Outgoing Democratic Republic of Congo President Joseph Kabila cast his ballot in Kinshasa on Sunday in the presidential election that will see him step down after nearly 20 years in power since his father’s assassination in 2001.
Kabila voted at the same school as the candidate he is backing, former interior minister Emmanuel Ramazani Shadary, whom the latest opinion polls showed trailing two opposition candidates.
Reporter asking about concerns over whether election is free and fair, Kabila says elections are ‘free and fair’.
“I don’t have any concerns as I speak to you. My only concern is that we have this very heavy rain and probably voter turnout might be low, but hopefully the skies will clear, and the voters will turn out in numbers.”
“Time will tell. But it’s clear the elections are free and fair, and will definitely be free and fair.”
Former Interior minister and presidential candidate Ramazani Shadary says, “I have just voted and I am now satisfied because today is the result of the electoral process we started several years ago. What I am asking the Congolese people to do is to like me, to vote and avoid any incident because it is in our best interest that it goes peacefully.

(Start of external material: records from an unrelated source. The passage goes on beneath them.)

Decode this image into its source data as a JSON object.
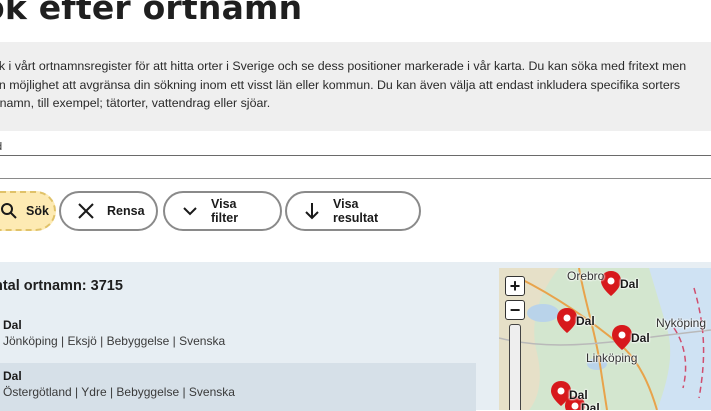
{
  "page": {
    "title": "ök efter ortnamn",
    "intro": [
      "ök i vårt ortnamnsregister för att hitta orter i Sverige och se dess positioner markerade i vår karta. Du kan söka med fritext men",
      "en möjlighet att avgränsa din sökning inom ett visst län eller kommun. Du kan även välja att endast inkludera specifika sorters",
      "rtnamn, till exempel; tätorter, vattendrag eller sjöar."
    ]
  },
  "search": {
    "value": "d"
  },
  "buttons": {
    "search": "Sök",
    "clear": "Rensa",
    "filter": "Visa filter",
    "results": "Visa resultat"
  },
  "results": {
    "count_label": "ntal ortnamn: 3715",
    "items": [
      {
        "name": "Dal",
        "meta": "Jönköping | Eksjö | Bebyggelse | Svenska"
      },
      {
        "name": "Dal",
        "meta": "Östergötland | Ydre | Bebyggelse | Svenska"
      }
    ]
  },
  "map": {
    "zoom_in": "+",
    "zoom_out": "−",
    "labels": [
      "Orebro",
      "Dal",
      "Nyköping",
      "Dal",
      "Dal",
      "Linköping",
      "Dal",
      "Dal"
    ],
    "marker_color": "#d7191c"
  }
}
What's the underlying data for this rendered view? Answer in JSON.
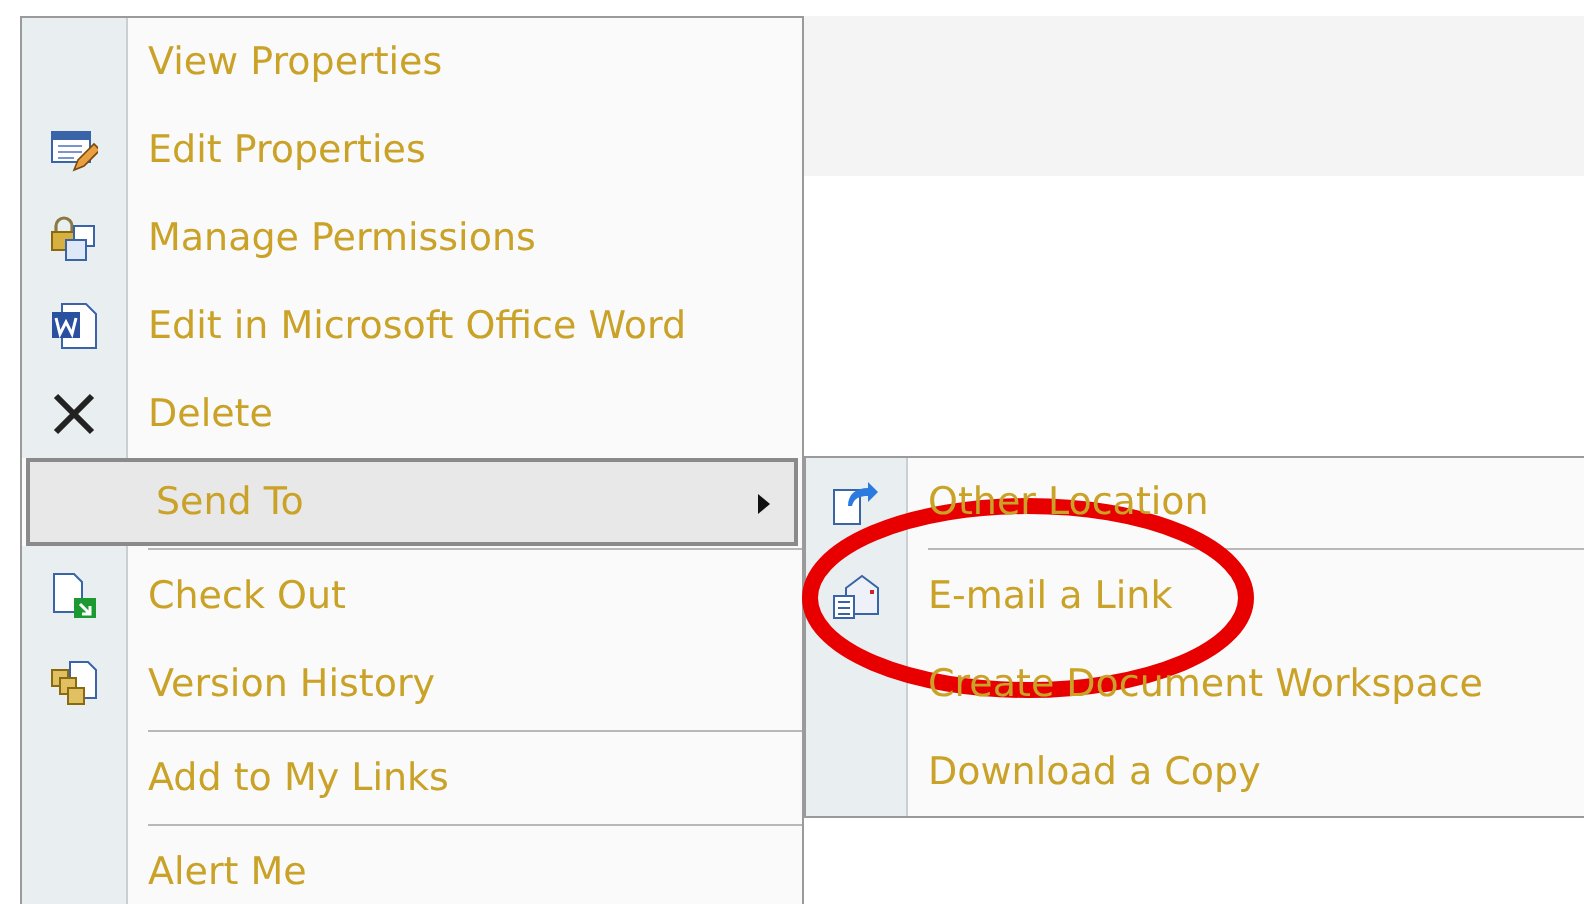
{
  "context_menu": {
    "items": [
      {
        "kind": "item",
        "label": "View Properties",
        "selected": false
      },
      {
        "kind": "item",
        "label": "Edit Properties",
        "selected": false
      },
      {
        "kind": "item",
        "label": "Manage Permissions",
        "selected": false
      },
      {
        "kind": "item",
        "label": "Edit in Microsoft Office Word",
        "selected": false
      },
      {
        "kind": "item",
        "label": "Delete",
        "selected": false
      },
      {
        "kind": "submenu",
        "label": "Send To",
        "selected": true
      },
      {
        "kind": "separator"
      },
      {
        "kind": "item",
        "label": "Check Out",
        "selected": false
      },
      {
        "kind": "item",
        "label": "Version History",
        "selected": false
      },
      {
        "kind": "separator"
      },
      {
        "kind": "item",
        "label": "Add to My Links",
        "selected": false
      },
      {
        "kind": "separator"
      },
      {
        "kind": "item",
        "label": "Alert Me",
        "selected": false
      }
    ]
  },
  "send_to_submenu": {
    "items": [
      {
        "kind": "item",
        "label": "Other Location",
        "selected": false
      },
      {
        "kind": "separator"
      },
      {
        "kind": "item",
        "label": "E-mail a Link",
        "selected": false
      },
      {
        "kind": "item",
        "label": "Create Document Workspace",
        "selected": false
      },
      {
        "kind": "item",
        "label": "Download a Copy",
        "selected": false
      }
    ]
  }
}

I think victory is on my side and that tonight I will be president.”
The most recent poll released by New York University’s Congo Research Group on Friday showed former Exxon Mobil manager and opposition lawmaker Martin Fayulu leading the race on 47 percent, buoyed by discontent with Kabila’s 18-year tenure.
Under Kabila, Congo has seen strong economic growth from surging copper and cobalt output but only meagre improvements to average people’s quality of life.
Another opposition leader, Felix Tshisekedi, trailed in the poll with 24 percent, while Shadary got 19 percent.